That revenue growth seems unlikely to materialize. Fitbit is hoping to benefit from partnerships with insurers and corporations to drive demand for its products. But that demand can go to Garmin, Apple, and Samsung as well. And there seems little reason at this point to trust Fitbit to execute well.
So really the only bullish thesis for Fitbit stock that makes any sense is the belief that it can be acquired. It seems highly unlikely that Fitbit can grow enough on its own to support the current valuation of Fitbit stock. But could FIT be acquired?
Perhaps. But that, too, seems like a risky bet. Alphabet (NASDAQ:GOOGL,GOOG) could be a potential, logical acquirer, given its hardware aspirations. But it’s not as if Alphabet can cut Fitbit’s roughly $740 million of operating expenses by $100 million. Alphabet would still have to buy an unprofitable business that needs a turnaround.
Other companies potentially could be interested at some point, but FIT almost certainly has to show revenue growth and improve its margins first. And so we circle back to the company’s key problem.
FIT simply doesn’t have a very good business. Its sales are declining, and its competition is intense, while its execution has been subpar. And we’ve already seen the “commoditization” thesis play out with smartphones and upend Apple stock. The same “race to the bottom” pricing will hit wearables and smartwatches over time.
Despite all that, FIT stock, by any metric other than price-revenue, is sharply overvalued.

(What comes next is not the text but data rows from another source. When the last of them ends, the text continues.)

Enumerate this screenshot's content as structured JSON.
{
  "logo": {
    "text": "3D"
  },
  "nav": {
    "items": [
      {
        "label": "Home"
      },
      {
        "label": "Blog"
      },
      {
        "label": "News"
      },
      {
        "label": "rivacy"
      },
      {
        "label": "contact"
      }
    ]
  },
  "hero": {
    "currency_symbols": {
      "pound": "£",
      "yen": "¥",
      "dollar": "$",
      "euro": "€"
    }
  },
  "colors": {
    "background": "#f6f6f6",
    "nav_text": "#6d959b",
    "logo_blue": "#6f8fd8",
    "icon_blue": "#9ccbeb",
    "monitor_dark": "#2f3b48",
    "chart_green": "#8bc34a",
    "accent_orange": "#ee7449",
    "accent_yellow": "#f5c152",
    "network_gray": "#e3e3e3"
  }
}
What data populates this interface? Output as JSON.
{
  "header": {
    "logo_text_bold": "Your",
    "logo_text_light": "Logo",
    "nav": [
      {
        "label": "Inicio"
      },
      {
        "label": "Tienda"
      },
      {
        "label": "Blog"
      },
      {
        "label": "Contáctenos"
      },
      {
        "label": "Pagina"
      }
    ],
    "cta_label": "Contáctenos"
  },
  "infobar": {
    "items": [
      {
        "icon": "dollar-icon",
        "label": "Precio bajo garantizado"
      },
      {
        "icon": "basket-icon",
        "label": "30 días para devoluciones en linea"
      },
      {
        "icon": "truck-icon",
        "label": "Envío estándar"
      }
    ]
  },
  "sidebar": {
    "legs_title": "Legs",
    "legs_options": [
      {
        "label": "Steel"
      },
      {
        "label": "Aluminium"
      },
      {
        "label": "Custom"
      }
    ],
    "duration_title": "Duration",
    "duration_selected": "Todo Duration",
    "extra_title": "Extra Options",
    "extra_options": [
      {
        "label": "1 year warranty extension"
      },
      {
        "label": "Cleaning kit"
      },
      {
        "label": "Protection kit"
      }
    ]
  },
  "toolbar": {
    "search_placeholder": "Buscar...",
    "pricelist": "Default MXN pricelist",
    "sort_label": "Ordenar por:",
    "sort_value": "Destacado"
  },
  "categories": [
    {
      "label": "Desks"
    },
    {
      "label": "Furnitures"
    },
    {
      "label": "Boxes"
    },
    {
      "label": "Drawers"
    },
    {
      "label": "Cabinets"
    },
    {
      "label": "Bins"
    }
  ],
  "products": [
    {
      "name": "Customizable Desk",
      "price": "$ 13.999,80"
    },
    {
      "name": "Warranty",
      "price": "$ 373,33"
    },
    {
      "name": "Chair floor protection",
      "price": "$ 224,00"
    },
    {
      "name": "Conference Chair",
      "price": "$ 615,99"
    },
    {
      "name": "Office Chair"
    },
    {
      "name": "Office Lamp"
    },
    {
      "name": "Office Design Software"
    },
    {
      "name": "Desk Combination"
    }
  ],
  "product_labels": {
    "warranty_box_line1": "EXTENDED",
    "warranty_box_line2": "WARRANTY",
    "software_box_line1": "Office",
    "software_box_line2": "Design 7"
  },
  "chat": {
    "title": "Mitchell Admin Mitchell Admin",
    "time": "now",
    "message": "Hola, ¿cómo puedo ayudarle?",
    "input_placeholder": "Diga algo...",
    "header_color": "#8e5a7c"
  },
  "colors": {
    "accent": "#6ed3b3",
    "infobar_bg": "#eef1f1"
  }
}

That’s a tough combination and one that needs to change. Truthfully, after three years of disappointing results by FIT, I see little reason to believe it will.
As of this writing, Vince Martin has no positions in any securities mentioned.